There were plenty of opportunities – more honorable ones – over the past decade to shut the Holy Land’s major Christian pilgrimage sites in protest
It was a protest long overdue – and one that produced rapid results.
On Sunday, for the first time in living memory, Jerusalem’s Church of the Holy Sepulchre slammed shut its doors to worshippers and tourists. In justifying the closure of the site where it is believed Jesus was crucified, buried and resurrected, Church leaders accused Israel of launching a “systematic and unprecedented attack against Christians in the Holy Land”.
By Wednesday the church had reopened after Israel, bombarded with bad publicity, appeared to climb down.
Shuttering the church had threatened economic damage too. More than a quarter of Israel’s nearly 4 million visitors each year are Christian pilgrims. They and many other tourists come primarily to follow in the footsteps of Jesus – and the Holy Sepulchre is top of their sightseeing list.
The churches are right that the survival of a meaningful Palestinian Christian presence in the Holy Land hangs in the balance. Christians now comprise just 10 per cent of the large Palestinian minority in Israel – or about 2 per cent of Israel’s total population.
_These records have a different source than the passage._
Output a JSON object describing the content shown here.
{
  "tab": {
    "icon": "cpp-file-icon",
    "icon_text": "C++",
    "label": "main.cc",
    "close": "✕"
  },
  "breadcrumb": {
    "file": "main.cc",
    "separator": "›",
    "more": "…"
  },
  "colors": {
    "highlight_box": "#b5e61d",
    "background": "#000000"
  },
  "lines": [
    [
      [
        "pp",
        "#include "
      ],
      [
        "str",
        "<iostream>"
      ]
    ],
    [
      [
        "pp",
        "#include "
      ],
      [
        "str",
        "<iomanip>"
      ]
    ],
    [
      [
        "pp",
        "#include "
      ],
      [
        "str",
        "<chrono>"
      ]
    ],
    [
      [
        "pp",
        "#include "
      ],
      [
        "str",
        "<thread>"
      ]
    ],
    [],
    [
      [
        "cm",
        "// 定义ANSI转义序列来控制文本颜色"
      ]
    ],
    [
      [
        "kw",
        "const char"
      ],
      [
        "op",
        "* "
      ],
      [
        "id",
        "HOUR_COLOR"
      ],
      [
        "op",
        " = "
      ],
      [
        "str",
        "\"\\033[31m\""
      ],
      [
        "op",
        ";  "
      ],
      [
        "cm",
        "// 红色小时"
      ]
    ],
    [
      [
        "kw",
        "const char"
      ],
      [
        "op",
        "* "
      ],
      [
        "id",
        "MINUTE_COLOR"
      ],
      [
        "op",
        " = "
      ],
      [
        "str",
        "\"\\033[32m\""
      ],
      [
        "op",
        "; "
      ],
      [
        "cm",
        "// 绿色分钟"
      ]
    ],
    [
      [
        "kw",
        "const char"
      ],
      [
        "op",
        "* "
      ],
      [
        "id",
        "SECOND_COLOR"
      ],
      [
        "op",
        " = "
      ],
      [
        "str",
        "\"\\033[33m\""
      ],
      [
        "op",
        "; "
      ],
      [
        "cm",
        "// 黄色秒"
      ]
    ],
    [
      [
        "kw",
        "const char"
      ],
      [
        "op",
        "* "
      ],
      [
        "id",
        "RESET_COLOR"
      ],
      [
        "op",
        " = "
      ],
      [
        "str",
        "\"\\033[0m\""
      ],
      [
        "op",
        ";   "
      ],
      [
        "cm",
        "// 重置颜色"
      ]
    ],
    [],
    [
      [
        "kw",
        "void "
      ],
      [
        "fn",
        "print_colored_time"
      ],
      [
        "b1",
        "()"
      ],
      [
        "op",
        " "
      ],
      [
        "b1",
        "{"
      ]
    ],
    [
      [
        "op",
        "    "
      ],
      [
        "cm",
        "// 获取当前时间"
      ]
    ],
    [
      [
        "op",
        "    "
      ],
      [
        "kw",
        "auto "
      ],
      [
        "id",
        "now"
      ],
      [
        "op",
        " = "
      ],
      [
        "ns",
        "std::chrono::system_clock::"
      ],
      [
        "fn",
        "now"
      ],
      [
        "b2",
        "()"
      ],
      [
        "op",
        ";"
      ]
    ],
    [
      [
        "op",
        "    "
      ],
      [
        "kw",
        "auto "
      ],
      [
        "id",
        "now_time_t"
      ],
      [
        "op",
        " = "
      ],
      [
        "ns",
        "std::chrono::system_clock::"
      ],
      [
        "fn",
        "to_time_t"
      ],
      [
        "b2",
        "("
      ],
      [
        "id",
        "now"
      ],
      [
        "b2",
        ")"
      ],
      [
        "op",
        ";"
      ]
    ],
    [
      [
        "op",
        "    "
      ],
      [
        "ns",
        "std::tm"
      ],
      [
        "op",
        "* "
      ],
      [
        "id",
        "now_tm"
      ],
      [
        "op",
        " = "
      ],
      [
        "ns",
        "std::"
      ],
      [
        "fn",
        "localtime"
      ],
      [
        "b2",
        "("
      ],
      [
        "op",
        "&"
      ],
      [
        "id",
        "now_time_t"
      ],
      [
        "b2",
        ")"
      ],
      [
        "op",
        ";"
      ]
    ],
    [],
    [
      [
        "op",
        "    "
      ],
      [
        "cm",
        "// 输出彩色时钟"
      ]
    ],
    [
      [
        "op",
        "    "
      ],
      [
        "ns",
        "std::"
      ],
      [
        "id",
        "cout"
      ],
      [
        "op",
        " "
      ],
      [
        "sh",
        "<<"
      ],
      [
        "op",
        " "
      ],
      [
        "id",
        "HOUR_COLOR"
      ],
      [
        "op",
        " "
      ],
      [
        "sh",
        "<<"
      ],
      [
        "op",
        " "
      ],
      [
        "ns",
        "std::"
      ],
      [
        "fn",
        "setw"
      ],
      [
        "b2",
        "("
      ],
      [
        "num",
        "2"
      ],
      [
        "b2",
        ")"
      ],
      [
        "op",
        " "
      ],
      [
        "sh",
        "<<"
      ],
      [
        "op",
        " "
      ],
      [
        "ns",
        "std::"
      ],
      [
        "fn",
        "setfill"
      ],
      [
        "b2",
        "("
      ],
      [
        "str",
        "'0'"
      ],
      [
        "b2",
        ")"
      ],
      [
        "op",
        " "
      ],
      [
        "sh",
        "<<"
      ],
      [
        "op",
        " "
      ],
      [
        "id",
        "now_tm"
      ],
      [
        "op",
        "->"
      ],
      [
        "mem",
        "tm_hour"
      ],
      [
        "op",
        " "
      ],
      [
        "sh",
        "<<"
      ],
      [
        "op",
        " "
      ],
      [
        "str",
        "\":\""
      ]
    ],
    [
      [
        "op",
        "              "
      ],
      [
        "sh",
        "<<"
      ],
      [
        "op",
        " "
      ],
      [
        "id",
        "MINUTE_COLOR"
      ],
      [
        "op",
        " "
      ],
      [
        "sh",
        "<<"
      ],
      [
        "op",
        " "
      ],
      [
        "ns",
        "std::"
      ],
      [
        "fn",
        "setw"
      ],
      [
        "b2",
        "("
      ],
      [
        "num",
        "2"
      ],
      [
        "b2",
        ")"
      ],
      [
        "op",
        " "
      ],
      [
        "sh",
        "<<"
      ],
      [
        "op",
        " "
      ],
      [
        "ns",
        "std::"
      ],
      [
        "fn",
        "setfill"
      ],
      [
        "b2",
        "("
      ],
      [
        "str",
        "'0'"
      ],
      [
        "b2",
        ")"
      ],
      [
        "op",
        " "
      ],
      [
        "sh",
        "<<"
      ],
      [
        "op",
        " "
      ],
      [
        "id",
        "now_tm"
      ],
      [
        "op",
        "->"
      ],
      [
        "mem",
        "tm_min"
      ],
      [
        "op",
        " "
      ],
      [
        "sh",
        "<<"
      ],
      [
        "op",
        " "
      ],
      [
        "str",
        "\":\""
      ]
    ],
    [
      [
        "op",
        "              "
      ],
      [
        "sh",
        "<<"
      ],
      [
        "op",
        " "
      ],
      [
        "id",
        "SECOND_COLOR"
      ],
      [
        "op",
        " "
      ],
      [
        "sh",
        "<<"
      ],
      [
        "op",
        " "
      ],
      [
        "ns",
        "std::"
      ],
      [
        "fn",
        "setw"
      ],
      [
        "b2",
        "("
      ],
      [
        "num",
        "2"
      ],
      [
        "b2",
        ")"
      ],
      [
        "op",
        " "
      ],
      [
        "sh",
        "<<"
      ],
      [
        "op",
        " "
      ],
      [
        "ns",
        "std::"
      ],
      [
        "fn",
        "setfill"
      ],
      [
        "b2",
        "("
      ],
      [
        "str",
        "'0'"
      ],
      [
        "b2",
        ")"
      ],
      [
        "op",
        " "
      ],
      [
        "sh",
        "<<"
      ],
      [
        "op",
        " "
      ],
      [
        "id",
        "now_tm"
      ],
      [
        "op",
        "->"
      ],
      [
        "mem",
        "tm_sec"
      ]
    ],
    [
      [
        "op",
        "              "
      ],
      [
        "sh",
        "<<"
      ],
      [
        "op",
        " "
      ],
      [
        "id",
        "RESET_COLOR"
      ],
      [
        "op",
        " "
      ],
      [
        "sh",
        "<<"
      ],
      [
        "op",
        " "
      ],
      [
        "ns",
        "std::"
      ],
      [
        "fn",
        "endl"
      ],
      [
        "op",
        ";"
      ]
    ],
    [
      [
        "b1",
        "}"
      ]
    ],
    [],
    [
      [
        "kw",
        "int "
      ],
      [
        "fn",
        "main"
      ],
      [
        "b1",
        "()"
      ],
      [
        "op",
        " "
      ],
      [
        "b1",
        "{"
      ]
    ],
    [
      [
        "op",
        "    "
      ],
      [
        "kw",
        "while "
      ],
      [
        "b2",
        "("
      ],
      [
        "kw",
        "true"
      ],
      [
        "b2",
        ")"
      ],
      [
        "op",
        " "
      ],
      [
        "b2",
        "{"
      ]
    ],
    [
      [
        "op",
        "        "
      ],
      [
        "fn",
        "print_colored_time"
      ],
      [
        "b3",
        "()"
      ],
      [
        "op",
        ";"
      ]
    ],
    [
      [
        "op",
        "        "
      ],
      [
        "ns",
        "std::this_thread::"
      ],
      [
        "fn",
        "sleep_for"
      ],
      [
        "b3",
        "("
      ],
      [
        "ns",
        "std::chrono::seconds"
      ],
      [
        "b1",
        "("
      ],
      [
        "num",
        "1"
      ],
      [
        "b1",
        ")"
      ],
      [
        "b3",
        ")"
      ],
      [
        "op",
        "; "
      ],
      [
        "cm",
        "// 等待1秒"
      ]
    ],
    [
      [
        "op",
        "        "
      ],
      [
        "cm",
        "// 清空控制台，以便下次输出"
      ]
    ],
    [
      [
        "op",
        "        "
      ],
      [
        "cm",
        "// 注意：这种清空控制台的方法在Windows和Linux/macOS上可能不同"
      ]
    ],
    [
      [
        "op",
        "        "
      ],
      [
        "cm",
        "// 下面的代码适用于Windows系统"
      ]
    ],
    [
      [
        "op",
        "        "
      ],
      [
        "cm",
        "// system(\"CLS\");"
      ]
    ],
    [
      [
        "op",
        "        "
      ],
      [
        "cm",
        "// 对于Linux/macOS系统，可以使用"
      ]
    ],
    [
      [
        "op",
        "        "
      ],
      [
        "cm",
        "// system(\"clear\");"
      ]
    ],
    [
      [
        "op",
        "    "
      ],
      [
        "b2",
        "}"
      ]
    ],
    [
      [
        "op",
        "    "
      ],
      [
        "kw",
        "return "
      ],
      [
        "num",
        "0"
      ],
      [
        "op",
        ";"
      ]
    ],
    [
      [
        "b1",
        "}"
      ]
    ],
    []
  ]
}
In the Palestinian territories, which are under belligerent Israeli occupation, Christian numbers have similarly plummeted.
But however serious the problem, the joint statement from Roman Catholic, Greek Orthodox and Armenian…